Isn’t it all about change; choosing to do something different that will make your life better?  Here are 5 things that can help you:

1) Start small – Commit to just one home cooked meal a week or one more than you’re doing now.

2) Enlist help – Spouse, teens and even younger kids can help. Family time spent in the kitchen and at the dinner table presents great opportunities for connecting at the end of the day and affirming family relationships.  Check this site often for quick and easy recipes, kitchen reference information, fun things to cook.

3)  Know that planning, which is simply deciding ahead of time, is the key to success in the kitchen.  Watch this spot for how-to information and systems that work.

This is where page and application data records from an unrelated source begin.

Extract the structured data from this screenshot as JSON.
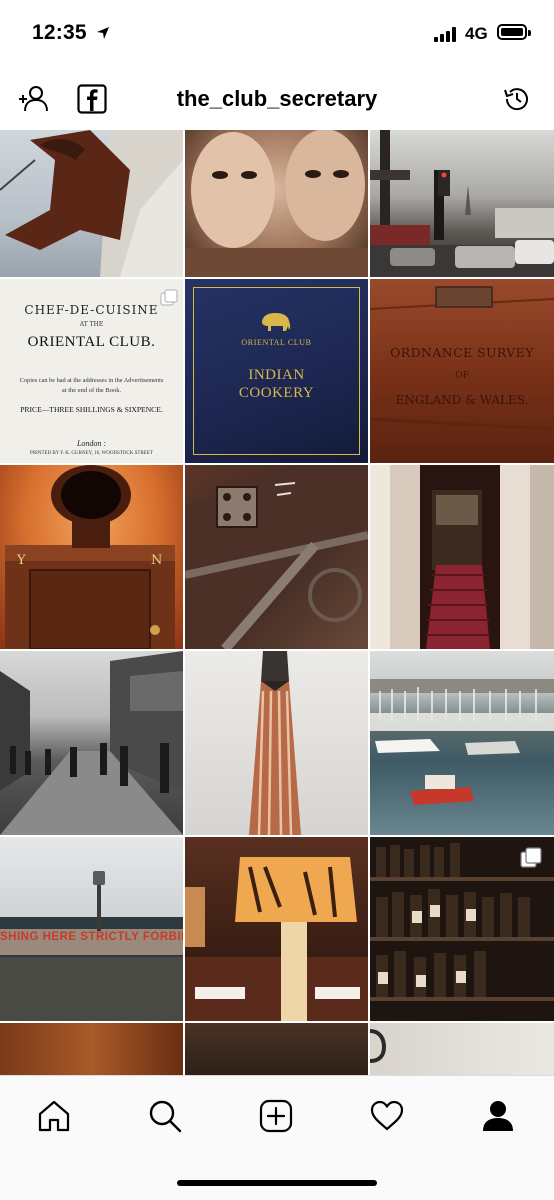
{
  "status": {
    "time": "12:35",
    "network": "4G"
  },
  "header": {
    "username": "the_club_secretary"
  },
  "posts": [
    {
      "alt": "silhouette-sign"
    },
    {
      "alt": "masks"
    },
    {
      "alt": "paris-street"
    },
    {
      "alt": "book-title-page",
      "lines": [
        "CHEF-DE-CUISINE",
        "AT THE",
        "ORIENTAL CLUB.",
        "Copies can be had at the addresses in the Advertisements",
        "at the end of the Book.",
        "PRICE—THREE SHILLINGS & SIXPENCE.",
        "London :",
        "PRINTED BY F. K. GURNEY, 16, WOODSTOCK STREET"
      ]
    },
    {
      "alt": "indian-cookery-book",
      "lines": [
        "ORIENTAL CLUB",
        "INDIAN",
        "COOKERY"
      ]
    },
    {
      "alt": "ordnance-survey-box",
      "lines": [
        "ORDNANCE SURVEY",
        "OF",
        "ENGLAND & WALES."
      ]
    },
    {
      "alt": "ballot-box",
      "lines": [
        "Y",
        "N"
      ]
    },
    {
      "alt": "industrial-detail"
    },
    {
      "alt": "staircase"
    },
    {
      "alt": "old-street"
    },
    {
      "alt": "chimney-tower"
    },
    {
      "alt": "marina"
    },
    {
      "alt": "seafront-sign",
      "lines": [
        "SHING HERE STRICTLY FORBIDD"
      ]
    },
    {
      "alt": "restaurant-lamp"
    },
    {
      "alt": "wine-cellar"
    },
    {
      "alt": "partial-1"
    },
    {
      "alt": "partial-2"
    },
    {
      "alt": "partial-3"
    }
  ],
  "tabs": [
    "home",
    "search",
    "new-post",
    "activity",
    "profile"
  ],
  "colors": {
    "accent_gold": "#d9b84a",
    "book_blue": "#1f2a52",
    "wood": "#8a3b1f"
  }
}
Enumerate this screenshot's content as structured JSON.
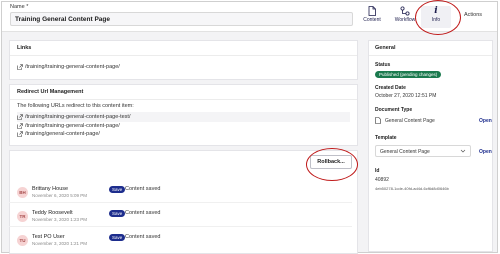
{
  "header": {
    "name_label": "Name *",
    "name_value": "Training General Content Page",
    "apps": {
      "content": "Content",
      "workflow": "Workflow",
      "info": "Info"
    },
    "actions_label": "Actions"
  },
  "links_panel": {
    "title": "Links",
    "items": [
      "/training/training-general-content-page/"
    ]
  },
  "redirect_panel": {
    "title": "Redirect Url Management",
    "description": "The following URLs redirect to this content item:",
    "items": [
      "/training/training-general-content-page-test/",
      "/training/training-general-content-page/",
      "/training/general-content-page/"
    ]
  },
  "history": {
    "rollback_label": "Rollback...",
    "items": [
      {
        "initials": "BH",
        "name": "Brittany House",
        "date": "November 6, 2020 5:09 PM",
        "badge": "Save",
        "text": "Content saved"
      },
      {
        "initials": "TR",
        "name": "Teddy Roosevelt",
        "date": "November 3, 2020 1:23 PM",
        "badge": "Save",
        "text": "Content saved"
      },
      {
        "initials": "TU",
        "name": "Test PO User",
        "date": "November 3, 2020 1:21 PM",
        "badge": "Save",
        "text": "Content saved"
      }
    ]
  },
  "general": {
    "title": "General",
    "status_label": "Status",
    "status_value": "Published (pending changes)",
    "created_label": "Created Date",
    "created_value": "October 27, 2020 12:51 PM",
    "doctype_label": "Document Type",
    "doctype_value": "General Content Page",
    "doctype_open": "Open",
    "template_label": "Template",
    "template_value": "General Content Page",
    "template_open": "Open",
    "id_label": "Id",
    "id_value": "40892",
    "guid_value": "4eb50278-1cde-40fd-ad4d-6cf6d8d0646b"
  },
  "colors": {
    "accent": "#1d2d8d",
    "status_green": "#1b7a4e",
    "highlight_circle": "#c01a1a",
    "avatar_bg": "#f6d3d3"
  }
}
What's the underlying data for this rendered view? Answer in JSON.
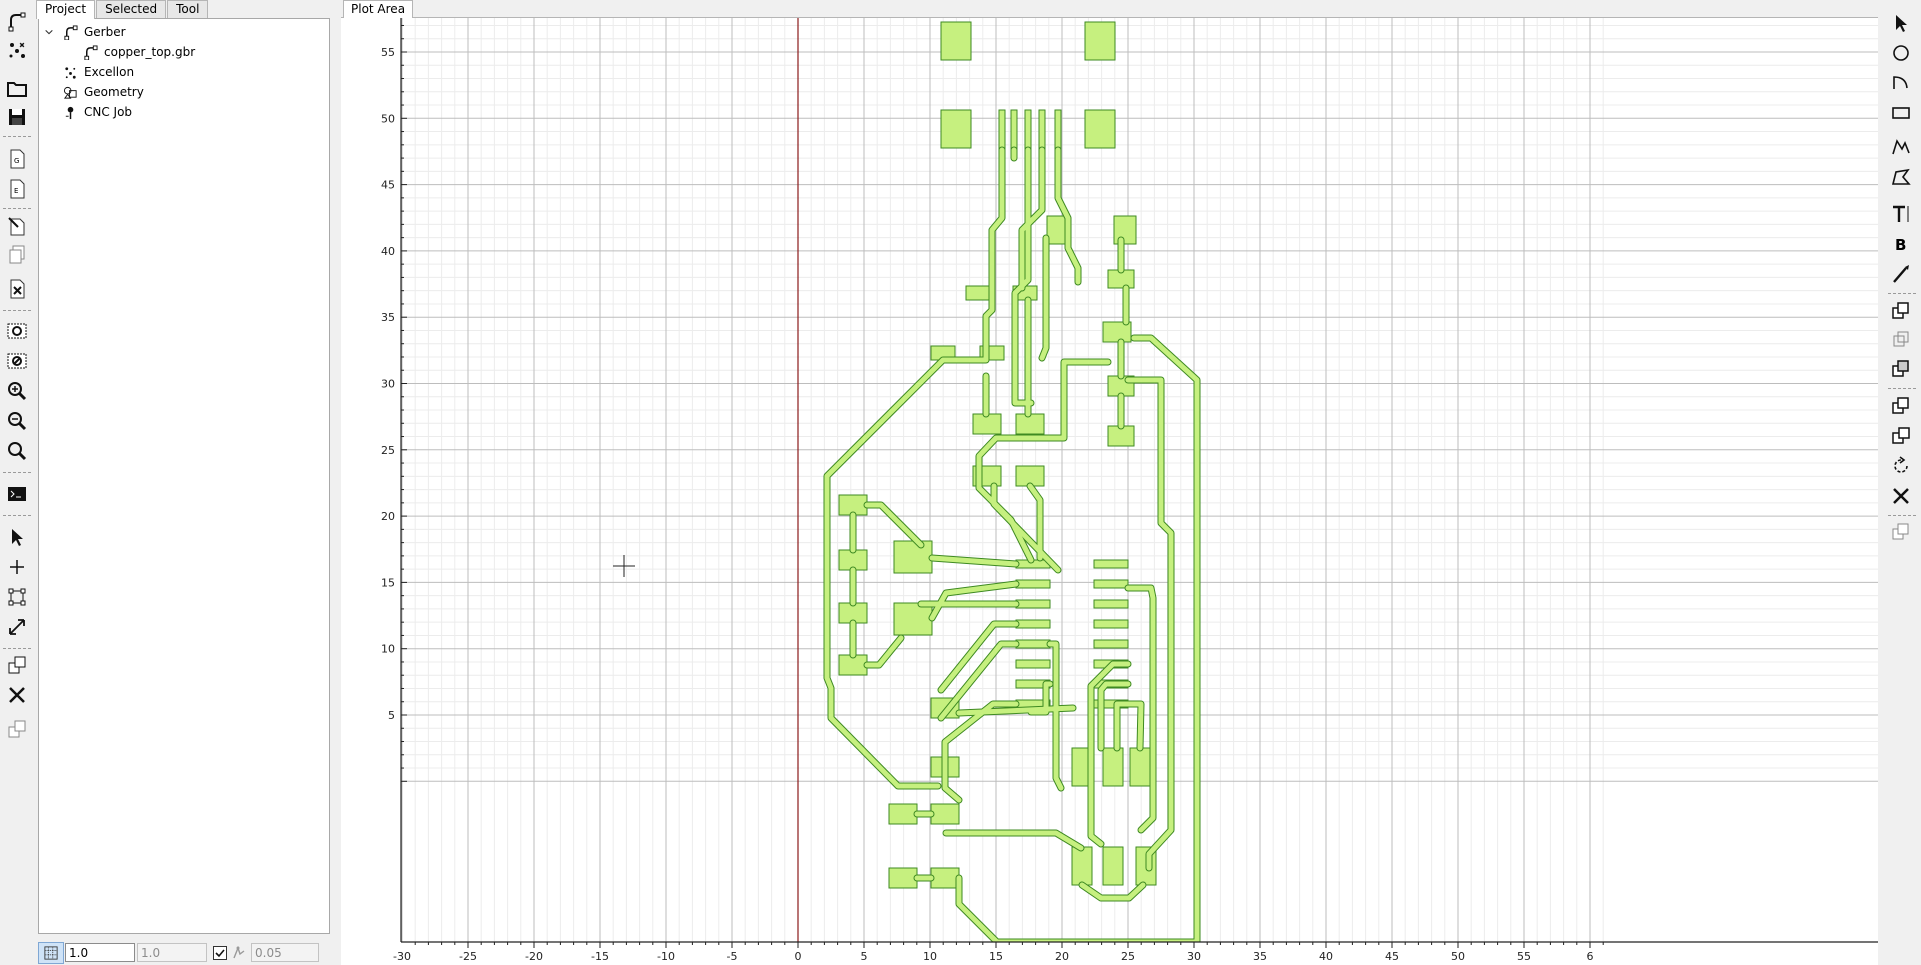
{
  "notebook": {
    "tabs": [
      {
        "label": "Project",
        "active": true
      },
      {
        "label": "Selected",
        "active": false
      },
      {
        "label": "Tool",
        "active": false
      }
    ]
  },
  "tree": {
    "groups": [
      {
        "label": "Gerber",
        "expanded": true,
        "icon": "gerber-icon",
        "children": [
          {
            "label": "copper_top.gbr",
            "icon": "gerber-file-icon"
          }
        ]
      },
      {
        "label": "Excellon",
        "icon": "excellon-icon"
      },
      {
        "label": "Geometry",
        "icon": "geometry-icon"
      },
      {
        "label": "CNC Job",
        "icon": "cnc-job-icon"
      }
    ]
  },
  "plot": {
    "tab_label": "Plot Area",
    "x_ticks": [
      "-30",
      "-25",
      "-20",
      "-15",
      "-10",
      "-5",
      "0",
      "5",
      "10",
      "15",
      "20",
      "25",
      "30",
      "35",
      "40",
      "45",
      "50",
      "55",
      "6"
    ],
    "y_ticks": [
      "55",
      "50",
      "45",
      "40",
      "35",
      "30",
      "25",
      "20",
      "15",
      "10",
      "5"
    ],
    "trace_color": "#c6f07f",
    "outline_color": "#3e8a22",
    "origin_line_color": "#8b1a1a"
  },
  "bottom": {
    "grid_x": "1.0",
    "grid_y": "1.0",
    "snap_max": "0.05"
  }
}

4)  Sign up to receive free weekly  “Tips, Hints & Cooking Shortcuts”  which will give you lots of ideas and support in home cooking.  For immediate help, order the booklet  “Organize and Love Your Kitchen! 89 Tips & Ideas.” Few people have a perfect kitchen and here you’ll find things you can do today to make your kitchen work.

5)  Come to a cooking class in Jean’s Kitchen – Fun, interactive, great recipes, any skill level - delicious food. Bring a friend!

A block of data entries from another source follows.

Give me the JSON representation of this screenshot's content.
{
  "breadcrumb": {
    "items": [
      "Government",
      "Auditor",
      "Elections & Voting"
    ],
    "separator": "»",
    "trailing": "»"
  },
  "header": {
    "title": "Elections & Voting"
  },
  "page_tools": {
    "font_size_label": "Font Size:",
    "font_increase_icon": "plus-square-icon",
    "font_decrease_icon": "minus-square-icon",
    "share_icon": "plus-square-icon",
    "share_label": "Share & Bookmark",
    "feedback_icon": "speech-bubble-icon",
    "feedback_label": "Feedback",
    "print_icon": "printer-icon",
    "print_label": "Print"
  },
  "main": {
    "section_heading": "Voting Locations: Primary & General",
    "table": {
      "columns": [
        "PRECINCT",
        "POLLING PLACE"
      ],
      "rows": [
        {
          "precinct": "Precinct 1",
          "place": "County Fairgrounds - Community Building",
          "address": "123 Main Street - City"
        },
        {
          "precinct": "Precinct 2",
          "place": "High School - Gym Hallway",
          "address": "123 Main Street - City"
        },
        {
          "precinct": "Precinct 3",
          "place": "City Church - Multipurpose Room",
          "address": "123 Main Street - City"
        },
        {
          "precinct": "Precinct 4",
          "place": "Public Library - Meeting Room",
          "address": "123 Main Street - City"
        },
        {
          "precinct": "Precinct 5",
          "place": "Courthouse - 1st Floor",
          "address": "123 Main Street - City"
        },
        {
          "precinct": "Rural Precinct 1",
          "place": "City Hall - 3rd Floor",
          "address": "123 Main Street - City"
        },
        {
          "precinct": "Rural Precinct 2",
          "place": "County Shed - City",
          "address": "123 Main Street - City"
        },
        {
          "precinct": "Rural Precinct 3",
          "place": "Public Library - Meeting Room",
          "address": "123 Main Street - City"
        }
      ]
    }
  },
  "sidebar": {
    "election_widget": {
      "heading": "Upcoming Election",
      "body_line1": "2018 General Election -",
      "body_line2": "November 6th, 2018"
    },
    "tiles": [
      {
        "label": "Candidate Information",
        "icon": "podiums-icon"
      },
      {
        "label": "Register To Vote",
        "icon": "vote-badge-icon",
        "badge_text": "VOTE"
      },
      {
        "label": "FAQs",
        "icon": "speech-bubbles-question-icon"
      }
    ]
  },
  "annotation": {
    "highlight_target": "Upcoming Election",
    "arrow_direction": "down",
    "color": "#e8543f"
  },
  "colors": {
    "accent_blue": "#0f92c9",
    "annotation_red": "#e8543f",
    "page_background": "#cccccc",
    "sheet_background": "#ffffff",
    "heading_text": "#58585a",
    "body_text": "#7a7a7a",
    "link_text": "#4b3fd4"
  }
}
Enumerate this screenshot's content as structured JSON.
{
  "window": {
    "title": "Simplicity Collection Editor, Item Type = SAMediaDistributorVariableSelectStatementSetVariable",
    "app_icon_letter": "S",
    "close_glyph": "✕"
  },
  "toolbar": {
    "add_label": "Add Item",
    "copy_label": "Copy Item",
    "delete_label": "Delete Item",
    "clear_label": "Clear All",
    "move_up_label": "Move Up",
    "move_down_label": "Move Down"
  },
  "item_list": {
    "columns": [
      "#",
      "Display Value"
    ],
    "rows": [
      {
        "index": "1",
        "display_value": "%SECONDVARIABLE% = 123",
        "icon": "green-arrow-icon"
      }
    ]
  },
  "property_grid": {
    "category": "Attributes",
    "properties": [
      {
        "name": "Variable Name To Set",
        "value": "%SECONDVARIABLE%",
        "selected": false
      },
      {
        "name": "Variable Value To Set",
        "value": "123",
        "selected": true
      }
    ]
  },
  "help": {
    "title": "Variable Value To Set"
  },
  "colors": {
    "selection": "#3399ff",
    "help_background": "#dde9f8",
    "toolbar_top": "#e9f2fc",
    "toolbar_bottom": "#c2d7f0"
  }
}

Yes, home cooking requires commitment and planning. Yes, it takes time. Like most other good things, it pays off big time and I promise, it’s worth it!

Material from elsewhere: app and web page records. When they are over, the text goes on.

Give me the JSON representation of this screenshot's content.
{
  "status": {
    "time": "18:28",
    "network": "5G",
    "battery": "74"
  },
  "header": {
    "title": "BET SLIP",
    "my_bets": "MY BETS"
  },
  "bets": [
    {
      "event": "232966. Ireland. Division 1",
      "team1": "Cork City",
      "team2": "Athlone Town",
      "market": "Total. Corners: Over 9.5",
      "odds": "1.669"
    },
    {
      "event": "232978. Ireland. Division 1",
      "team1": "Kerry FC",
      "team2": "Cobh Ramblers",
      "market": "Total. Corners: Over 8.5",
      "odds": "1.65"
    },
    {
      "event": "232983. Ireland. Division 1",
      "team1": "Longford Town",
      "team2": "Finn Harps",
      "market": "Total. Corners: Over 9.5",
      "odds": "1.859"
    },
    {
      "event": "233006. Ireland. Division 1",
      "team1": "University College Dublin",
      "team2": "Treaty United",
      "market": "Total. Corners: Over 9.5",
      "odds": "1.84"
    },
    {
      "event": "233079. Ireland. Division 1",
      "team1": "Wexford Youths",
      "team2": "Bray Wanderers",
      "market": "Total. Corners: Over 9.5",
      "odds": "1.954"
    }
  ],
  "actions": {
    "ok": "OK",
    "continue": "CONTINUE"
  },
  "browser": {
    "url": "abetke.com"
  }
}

Coffee In a China Cup


I remember three things about Marta:

1)      She was pear shaped with pregnancy when she moved in next door
2)      Accompanied by her Ukranian mother, her toddler and her household goods, she moved 1500 miles across the country while her husband stayed at his job to finish a project
3)      The priceless gift she gave me

A couple of days after baby Sara was born, Marta caught me at the mailbox. “You come for coffee and see Sara, “ she said in broken English. “You and friend next door, other side. Come tomorrow morning, ten o’clock.”

When we walked into the house the next morning, the smell of fresh coffee and something really delicious  beckoned us to the kitchen.  There we found Marta’s mother creating homemade pastries. She whisked the rolling pin over the dough, cut it into strips, gave each a twist and gently dropped them into hot oil. In no time at all they were golden brown and smelling of cinnamon. Her delicate pastries needed no words and her welcoming smile said it all.

After our introduction to Sara, who went immediately to sleep, we moved back to the sunlit kitchen. To my surprise, Marta brought out china plates, cups and saucers. The still warm pastries, now sprinkled with powdered sugar, filled a basket lined with a colorful tea towel.

As I sipped my coffee from the china cup, it registered with me that this was a first - I had never been served on china before.  I felt like royalty. What began as an invitation to “drop by and see the baby” ended up being a wonderful hour spent with Marta and her mother.  Language was a bit of a problem, but we stumbled and laughed our way through it and had fun in the process.

This is many years later. I can’t recall a single thing about Marta’s house – furniture, paint colors, decorations – none of it. I wouldn’t recognize her if we met on the street. But I will never forget how she and her mother made me feel that day.

Marta and Sara were the reason we went, but we were treated as the guests of honor. Marta had made a major move, set up housekeeping and  had a baby without help from her husband. Yet, she took time to reach out to two younger women, one single, one married and extended graciousness to us. She and her mother made us feel  welcome and special.

Marta introduced me to what hospitality is all about.  It wasn’t just the good dishes and homemade pastries. It was how she and her mother  reached beyond self to care about someone else on a personal level.  Marta opened the door to her home – packing boxes and all – and her heart.

She had no idea how she shaped my perceptions of graciousness and hospitality; no clue that she defined what it means for me to ‘have people over;’ or that she created in me the desire to use food as a way of saying, “I care about you.”  Which in turn, unleashed a passion for cooking.  All this from homemade pastries and coffee in a china cup.